A recent study from the Online Learning Consortium (OLC) and Every Learner Everywhere outlines primary trends in digital learning innovation as well as some secondary trends worth watching. The report, produced in association with the National Research Center for Distance Education and Technological Advancements (DETA), is the result of an analysis of published research reviewing how emerging learning technologies are being applied and exploring their potential impact on learner success.
The purpose of the analysis was to “help identify and understand innovations in the digital education landscape," explained Jennifer Mathes, interim CEO of OLC, in a statement. "Our ultimate goal is to pinpoint prominent innovations that have the potential to improve learner outcomes..."
Researchers defined digital learning innovations as "technologies or ideas that improve access, equity and learning." The analysis incorporated peer-reviewed journals, popular news and media coverage and other articles and documents, as well as an analysis of initiatives that have earned OLC Digital Learning Innovation Awards. Remember, if you are considering changing language provider, here are some questions you should ask them.
Top trends identified by the analysis included:
A better understanding of the technology and trends driving teaching, research and learning, means companies can prioritise the inclusion of these new innovations in current plans.
Adaptive learning technologies provide students with learning activities, an assessment of their learning, and feedback on their learning. Based on their level of achievement, they are provided an adaptive pathway that is personalised to their strengths and weaknesses demonstrated on the assessment. Importantly, adaptive learning technologies are a broad umbrella and can look very different from one product to another.
Gamification is learning that incorporates gaming elements into the learning activity (content and interaction), assessment, or course.
Common examples of these include point systems and badges.
Game-based learning is when games are used to facilitate learning. This learning is often related to the learning of concepts to enhance cognitive knowledge or the learning through the simulation activities to enhance students’ cognitive, behavioural, and affective abilities that often parallels real-life situations.

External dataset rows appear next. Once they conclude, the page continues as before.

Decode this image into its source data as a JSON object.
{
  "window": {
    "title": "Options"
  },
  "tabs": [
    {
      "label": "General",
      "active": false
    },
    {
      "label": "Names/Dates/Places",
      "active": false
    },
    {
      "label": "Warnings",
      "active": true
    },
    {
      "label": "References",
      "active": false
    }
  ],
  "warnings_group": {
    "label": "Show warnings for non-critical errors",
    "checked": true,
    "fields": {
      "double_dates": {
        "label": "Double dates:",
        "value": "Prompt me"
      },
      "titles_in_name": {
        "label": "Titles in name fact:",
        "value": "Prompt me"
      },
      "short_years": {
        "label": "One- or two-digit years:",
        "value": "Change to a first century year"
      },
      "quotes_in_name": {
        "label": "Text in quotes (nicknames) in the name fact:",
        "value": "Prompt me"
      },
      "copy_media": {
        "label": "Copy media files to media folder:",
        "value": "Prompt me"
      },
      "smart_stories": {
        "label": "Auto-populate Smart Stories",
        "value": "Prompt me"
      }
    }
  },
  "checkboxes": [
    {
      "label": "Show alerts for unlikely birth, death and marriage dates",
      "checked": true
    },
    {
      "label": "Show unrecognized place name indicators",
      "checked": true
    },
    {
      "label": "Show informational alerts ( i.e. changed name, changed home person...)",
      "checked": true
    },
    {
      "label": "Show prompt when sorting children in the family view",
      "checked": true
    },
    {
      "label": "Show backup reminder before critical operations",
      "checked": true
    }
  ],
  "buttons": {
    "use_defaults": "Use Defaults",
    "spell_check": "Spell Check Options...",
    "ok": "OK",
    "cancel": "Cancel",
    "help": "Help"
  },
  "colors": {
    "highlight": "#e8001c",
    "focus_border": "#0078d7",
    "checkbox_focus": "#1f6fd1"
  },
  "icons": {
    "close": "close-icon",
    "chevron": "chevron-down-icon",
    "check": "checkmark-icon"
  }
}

The increase in the pervasiveness of gaming among children and adults due to the advancement of technologies and the internet, along with gaming becoming a social phenomenon gaining the attention of scholars and researchers due to the engaging effects, yet integrating games or gamifying a course can be a challenge. Therefore, the replication and scaling of game-based learning and gamification is slow, while interest in the scholarship of gamification is steadfast.
Learning Management Systems (LMS) and the interoperability of these systems is a trend in innovation. LMS and the ability of the LMS to integrate digital courseware within the system and within course sites is important. It is a requirement and developed course plans based on this assumed functionality, but obstacles are often experienced that prevent the use of this interoperability and alternatives have been explored.
With the widespread adoption of mobile devices, their fast data speed, and the substantial number of applications available, mobile devices have become an extension of learners. Their use of mobile devices to access their learning and their expectation of seamless interactivity greatly influence digital learning. Ensuring usability and accessibility from a mobile device is critical to learning and satisfaction.
Design refers to the structuring of the learning environment and interactions so that learners can learn. It usually consists of attending to the design of a course and/or the instruction, including learner interactions with content, other learners, and the tutor, to ensure alignment between learning objectives, assessment, and activities. Design also often includes considerations of organisation of a course, course technologies, and materials, leanness and richness of content and interactions, and learner support, or creating clarity and ease of learning for learners, in the online environment.
Blended learning occurs when face-to-face and online environ-ments are strategically integrated to meet students’ needs across environments and seat time is replaced with, or supplemented by, pedagogically advantageous online activities.
Blended learning is sometimes referred to as hybrid or flipped learning—conceptually, the terms are interchangeable. However, flipped can some-times refer to a different pedagogical model that does not necessarily reduce seat time and where online activities predominantly involve content dissemination. You can read our thoughts on Flipped Learning V3.0 and see how the team here at CWL have taken Flipped Learning into the future.
Dashboards are aggregators of data that presents data to the user or viewer. Often, this data is presented in a combination of quantitative expressions and data visualization allowing users to better understand the data. These learner dashboards are created to improve learner outcomes by allowing L&D managers to see learner data in relation to other learners’ and gauge their performance. Also, the sharing of learners’ data with the learners themselves allows learners to gain a sense of agency over their performance and potentially motivates them to take control over their learning achievements. Dashboards are often referred to as learning analytics efforts, but they seem to be the key vehicle used to visualize learning analytics data to measure ROI and improve learner success. There has been recent movement towards the use of multiple data sources (SIS, LMS, survey, courseware app data) and the inclusion of behavioural data to identify and test interventions that can improve learner outcomes.
The full report, with detailed analyses of each trend, is available on the Every Learner site.